_PROMPT_: In your copy, leave out the pictures; write out all the data exactly.
┌─ INPUT FOR THIS TASK
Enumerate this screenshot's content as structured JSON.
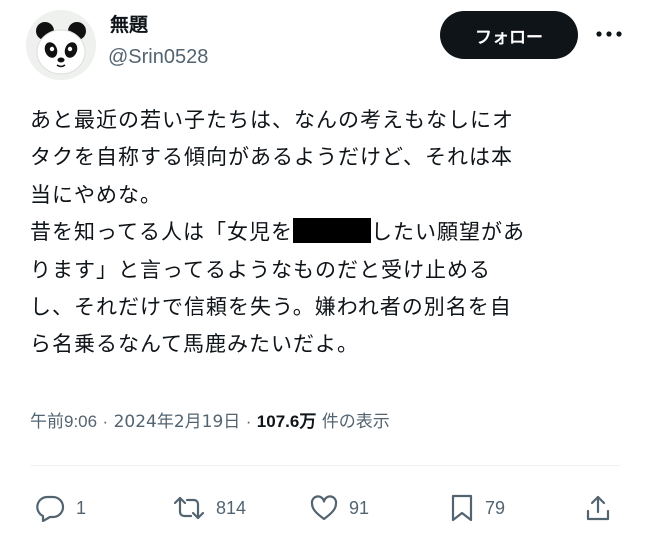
{
  "author": {
    "display_name": "無題",
    "handle": "@Srin0528"
  },
  "follow_label": "フォロー",
  "tweet": {
    "line1": "あと最近の若い子たちは、なんの考えもなしにオ",
    "line2": "タクを自称する傾向があるようだけど、それは本",
    "line3": "当にやめな。",
    "line4_before": "昔を知ってる人は「女児を",
    "line4_after": "したい願望があ",
    "line5": "ります」と言ってるようなものだと受け止める",
    "line6": "し、それだけで信頼を失う。嫌われ者の別名を自",
    "line7": "ら名乗るなんて馬鹿みたいだよ。"
  },
  "meta": {
    "time": "午前9:06",
    "separator": "·",
    "date": "2024年2月19日",
    "views_count": "107.6万",
    "views_label": "件の表示"
  },
  "actions": {
    "replies": "1",
    "reposts": "814",
    "likes": "91",
    "bookmarks": "79"
  },
  "icons": [
    "panda-avatar",
    "more-icon",
    "reply-icon",
    "repost-icon",
    "like-icon",
    "bookmark-icon",
    "share-icon"
  ]
}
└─
_OUTPUT_:
Enumerate this screenshot's content as structured JSON.
{
  "author": {
    "display_name": "無題",
    "handle": "@Srin0528"
  },
  "follow_label": "フォロー",
  "tweet": {
    "line1": "あと最近の若い子たちは、なんの考えもなしにオ",
    "line2": "タクを自称する傾向があるようだけど、それは本",
    "line3": "当にやめな。",
    "line4_before": "昔を知ってる人は「女児を",
    "line4_after": "したい願望があ",
    "line5": "ります」と言ってるようなものだと受け止める",
    "line6": "し、それだけで信頼を失う。嫌われ者の別名を自",
    "line7": "ら名乗るなんて馬鹿みたいだよ。"
  },
  "meta": {
    "time": "午前9:06",
    "separator": "·",
    "date": "2024年2月19日",
    "views_count": "107.6万",
    "views_label": "件の表示"
  },
  "actions": {
    "replies": "1",
    "reposts": "814",
    "likes": "91",
    "bookmarks": "79"
  },
  "icons": [
    "panda-avatar",
    "more-icon",
    "reply-icon",
    "repost-icon",
    "like-icon",
    "bookmark-icon",
    "share-icon"
  ]
}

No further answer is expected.